** Required action **
This exercise asks for the entries below to be printed exactly.

** Given data **
--- START ---

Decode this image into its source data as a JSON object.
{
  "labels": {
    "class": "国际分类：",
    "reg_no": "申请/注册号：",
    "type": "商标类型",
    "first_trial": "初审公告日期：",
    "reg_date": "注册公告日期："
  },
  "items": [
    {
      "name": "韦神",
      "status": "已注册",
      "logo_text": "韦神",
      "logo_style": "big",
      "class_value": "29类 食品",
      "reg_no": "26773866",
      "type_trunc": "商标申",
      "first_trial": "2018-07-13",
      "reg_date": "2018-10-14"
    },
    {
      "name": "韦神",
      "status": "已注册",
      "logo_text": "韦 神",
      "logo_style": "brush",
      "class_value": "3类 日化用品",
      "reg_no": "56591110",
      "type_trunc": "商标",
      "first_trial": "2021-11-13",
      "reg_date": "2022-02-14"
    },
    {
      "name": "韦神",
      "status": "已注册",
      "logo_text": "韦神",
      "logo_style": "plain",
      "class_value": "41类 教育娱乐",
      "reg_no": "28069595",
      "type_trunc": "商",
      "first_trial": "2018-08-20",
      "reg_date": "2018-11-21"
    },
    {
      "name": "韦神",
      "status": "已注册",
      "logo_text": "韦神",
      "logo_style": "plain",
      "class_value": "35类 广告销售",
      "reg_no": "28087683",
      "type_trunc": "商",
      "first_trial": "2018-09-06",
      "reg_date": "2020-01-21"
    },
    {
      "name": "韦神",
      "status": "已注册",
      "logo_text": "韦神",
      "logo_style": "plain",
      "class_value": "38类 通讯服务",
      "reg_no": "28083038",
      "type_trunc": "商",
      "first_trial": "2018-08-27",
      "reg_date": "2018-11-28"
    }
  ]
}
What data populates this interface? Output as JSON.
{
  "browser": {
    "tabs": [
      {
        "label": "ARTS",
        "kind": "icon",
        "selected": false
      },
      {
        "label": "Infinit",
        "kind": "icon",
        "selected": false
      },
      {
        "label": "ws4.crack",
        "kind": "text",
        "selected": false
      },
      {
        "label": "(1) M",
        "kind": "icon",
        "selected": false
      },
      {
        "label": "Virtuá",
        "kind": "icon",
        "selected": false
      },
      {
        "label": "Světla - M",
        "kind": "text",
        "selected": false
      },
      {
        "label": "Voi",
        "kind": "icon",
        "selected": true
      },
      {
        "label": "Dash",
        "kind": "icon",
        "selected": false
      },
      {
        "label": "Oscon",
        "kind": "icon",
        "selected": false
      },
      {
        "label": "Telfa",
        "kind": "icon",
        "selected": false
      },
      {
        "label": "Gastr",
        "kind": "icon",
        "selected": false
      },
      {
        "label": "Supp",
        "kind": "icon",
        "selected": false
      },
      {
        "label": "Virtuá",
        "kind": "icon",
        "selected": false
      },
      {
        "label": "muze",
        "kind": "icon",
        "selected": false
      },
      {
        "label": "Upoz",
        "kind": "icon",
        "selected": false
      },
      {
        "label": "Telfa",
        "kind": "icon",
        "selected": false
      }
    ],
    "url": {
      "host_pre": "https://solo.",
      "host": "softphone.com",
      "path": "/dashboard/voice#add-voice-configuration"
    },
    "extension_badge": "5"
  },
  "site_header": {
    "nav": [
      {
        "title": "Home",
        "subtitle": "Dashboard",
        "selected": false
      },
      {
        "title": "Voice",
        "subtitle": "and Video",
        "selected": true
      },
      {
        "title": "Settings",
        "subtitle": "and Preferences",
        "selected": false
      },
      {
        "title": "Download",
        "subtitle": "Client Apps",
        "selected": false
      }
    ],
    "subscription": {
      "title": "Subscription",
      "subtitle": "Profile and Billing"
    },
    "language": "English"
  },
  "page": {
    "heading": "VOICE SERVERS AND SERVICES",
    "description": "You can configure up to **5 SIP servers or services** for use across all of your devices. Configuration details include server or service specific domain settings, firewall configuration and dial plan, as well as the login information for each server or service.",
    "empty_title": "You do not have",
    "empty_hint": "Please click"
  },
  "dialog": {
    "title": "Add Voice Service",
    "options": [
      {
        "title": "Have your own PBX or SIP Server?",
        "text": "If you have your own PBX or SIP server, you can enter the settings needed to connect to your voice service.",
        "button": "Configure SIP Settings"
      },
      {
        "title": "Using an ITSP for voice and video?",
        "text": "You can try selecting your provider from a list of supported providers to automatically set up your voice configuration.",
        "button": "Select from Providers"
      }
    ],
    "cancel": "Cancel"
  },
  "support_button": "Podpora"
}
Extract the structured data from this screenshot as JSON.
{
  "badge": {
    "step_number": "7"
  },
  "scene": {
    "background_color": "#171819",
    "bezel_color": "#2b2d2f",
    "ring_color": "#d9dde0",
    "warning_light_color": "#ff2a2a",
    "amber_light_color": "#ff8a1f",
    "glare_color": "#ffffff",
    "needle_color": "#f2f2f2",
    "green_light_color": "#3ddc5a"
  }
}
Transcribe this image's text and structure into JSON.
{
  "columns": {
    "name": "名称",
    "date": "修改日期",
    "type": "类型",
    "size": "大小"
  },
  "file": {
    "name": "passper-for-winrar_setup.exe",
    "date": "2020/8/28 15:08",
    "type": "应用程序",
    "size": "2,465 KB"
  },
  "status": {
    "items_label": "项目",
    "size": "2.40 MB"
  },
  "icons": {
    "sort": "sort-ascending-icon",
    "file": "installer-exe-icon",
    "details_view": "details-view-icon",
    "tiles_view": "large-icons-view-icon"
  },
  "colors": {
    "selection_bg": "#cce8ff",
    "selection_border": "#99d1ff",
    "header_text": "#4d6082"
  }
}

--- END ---

** Exercise response **
Decode this image into its source data as a JSON object.
{
  "labels": {
    "class": "国际分类：",
    "reg_no": "申请/注册号：",
    "type": "商标类型",
    "first_trial": "初审公告日期：",
    "reg_date": "注册公告日期："
  },
  "items": [
    {
      "name": "韦神",
      "status": "已注册",
      "logo_text": "韦神",
      "logo_style": "big",
      "class_value": "29类 食品",
      "reg_no": "26773866",
      "type_trunc": "商标申",
      "first_trial": "2018-07-13",
      "reg_date": "2018-10-14"
    },
    {
      "name": "韦神",
      "status": "已注册",
      "logo_text": "韦 神",
      "logo_style": "brush",
      "class_value": "3类 日化用品",
      "reg_no": "56591110",
      "type_trunc": "商标",
      "first_trial": "2021-11-13",
      "reg_date": "2022-02-14"
    },
    {
      "name": "韦神",
      "status": "已注册",
      "logo_text": "韦神",
      "logo_style": "plain",
      "class_value": "41类 教育娱乐",
      "reg_no": "28069595",
      "type_trunc": "商",
      "first_trial": "2018-08-20",
      "reg_date": "2018-11-21"
    },
    {
      "name": "韦神",
      "status": "已注册",
      "logo_text": "韦神",
      "logo_style": "plain",
      "class_value": "35类 广告销售",
      "reg_no": "28087683",
      "type_trunc": "商",
      "first_trial": "2018-09-06",
      "reg_date": "2020-01-21"
    },
    {
      "name": "韦神",
      "status": "已注册",
      "logo_text": "韦神",
      "logo_style": "plain",
      "class_value": "38类 通讯服务",
      "reg_no": "28083038",
      "type_trunc": "商",
      "first_trial": "2018-08-27",
      "reg_date": "2018-11-28"
    }
  ]
}
What data populates this interface? Output as JSON.
{
  "browser": {
    "tabs": [
      {
        "label": "ARTS",
        "kind": "icon",
        "selected": false
      },
      {
        "label": "Infinit",
        "kind": "icon",
        "selected": false
      },
      {
        "label": "ws4.crack",
        "kind": "text",
        "selected": false
      },
      {
        "label": "(1) M",
        "kind": "icon",
        "selected": false
      },
      {
        "label": "Virtuá",
        "kind": "icon",
        "selected": false
      },
      {
        "label": "Světla - M",
        "kind": "text",
        "selected": false
      },
      {
        "label": "Voi",
        "kind": "icon",
        "selected": true
      },
      {
        "label": "Dash",
        "kind": "icon",
        "selected": false
      },
      {
        "label": "Oscon",
        "kind": "icon",
        "selected": false
      },
      {
        "label": "Telfa",
        "kind": "icon",
        "selected": false
      },
      {
        "label": "Gastr",
        "kind": "icon",
        "selected": false
      },
      {
        "label": "Supp",
        "kind": "icon",
        "selected": false
      },
      {
        "label": "Virtuá",
        "kind": "icon",
        "selected": false
      },
      {
        "label": "muze",
        "kind": "icon",
        "selected": false
      },
      {
        "label": "Upoz",
        "kind": "icon",
        "selected": false
      },
      {
        "label": "Telfa",
        "kind": "icon",
        "selected": false
      }
    ],
    "url": {
      "host_pre": "https://solo.",
      "host": "softphone.com",
      "path": "/dashboard/voice#add-voice-configuration"
    },
    "extension_badge": "5"
  },
  "site_header": {
    "nav": [
      {
        "title": "Home",
        "subtitle": "Dashboard",
        "selected": false
      },
      {
        "title": "Voice",
        "subtitle": "and Video",
        "selected": true
      },
      {
        "title": "Settings",
        "subtitle": "and Preferences",
        "selected": false
      },
      {
        "title": "Download",
        "subtitle": "Client Apps",
        "selected": false
      }
    ],
    "subscription": {
      "title": "Subscription",
      "subtitle": "Profile and Billing"
    },
    "language": "English"
  },
  "page": {
    "heading": "VOICE SERVERS AND SERVICES",
    "description": "You can configure up to **5 SIP servers or services** for use across all of your devices. Configuration details include server or service specific domain settings, firewall configuration and dial plan, as well as the login information for each server or service.",
    "empty_title": "You do not have",
    "empty_hint": "Please click"
  },
  "dialog": {
    "title": "Add Voice Service",
    "options": [
      {
        "title": "Have your own PBX or SIP Server?",
        "text": "If you have your own PBX or SIP server, you can enter the settings needed to connect to your voice service.",
        "button": "Configure SIP Settings"
      },
      {
        "title": "Using an ITSP for voice and video?",
        "text": "You can try selecting your provider from a list of supported providers to automatically set up your voice configuration.",
        "button": "Select from Providers"
      }
    ],
    "cancel": "Cancel"
  },
  "support_button": "Podpora"
}
Extract the structured data from this screenshot as JSON.
{
  "badge": {
    "step_number": "7"
  },
  "scene": {
    "background_color": "#171819",
    "bezel_color": "#2b2d2f",
    "ring_color": "#d9dde0",
    "warning_light_color": "#ff2a2a",
    "amber_light_color": "#ff8a1f",
    "glare_color": "#ffffff",
    "needle_color": "#f2f2f2",
    "green_light_color": "#3ddc5a"
  }
}
Transcribe this image's text and structure into JSON.
{
  "columns": {
    "name": "名称",
    "date": "修改日期",
    "type": "类型",
    "size": "大小"
  },
  "file": {
    "name": "passper-for-winrar_setup.exe",
    "date": "2020/8/28 15:08",
    "type": "应用程序",
    "size": "2,465 KB"
  },
  "status": {
    "items_label": "项目",
    "size": "2.40 MB"
  },
  "icons": {
    "sort": "sort-ascending-icon",
    "file": "installer-exe-icon",
    "details_view": "details-view-icon",
    "tiles_view": "large-icons-view-icon"
  },
  "colors": {
    "selection_bg": "#cce8ff",
    "selection_border": "#99d1ff",
    "header_text": "#4d6082"
  }
}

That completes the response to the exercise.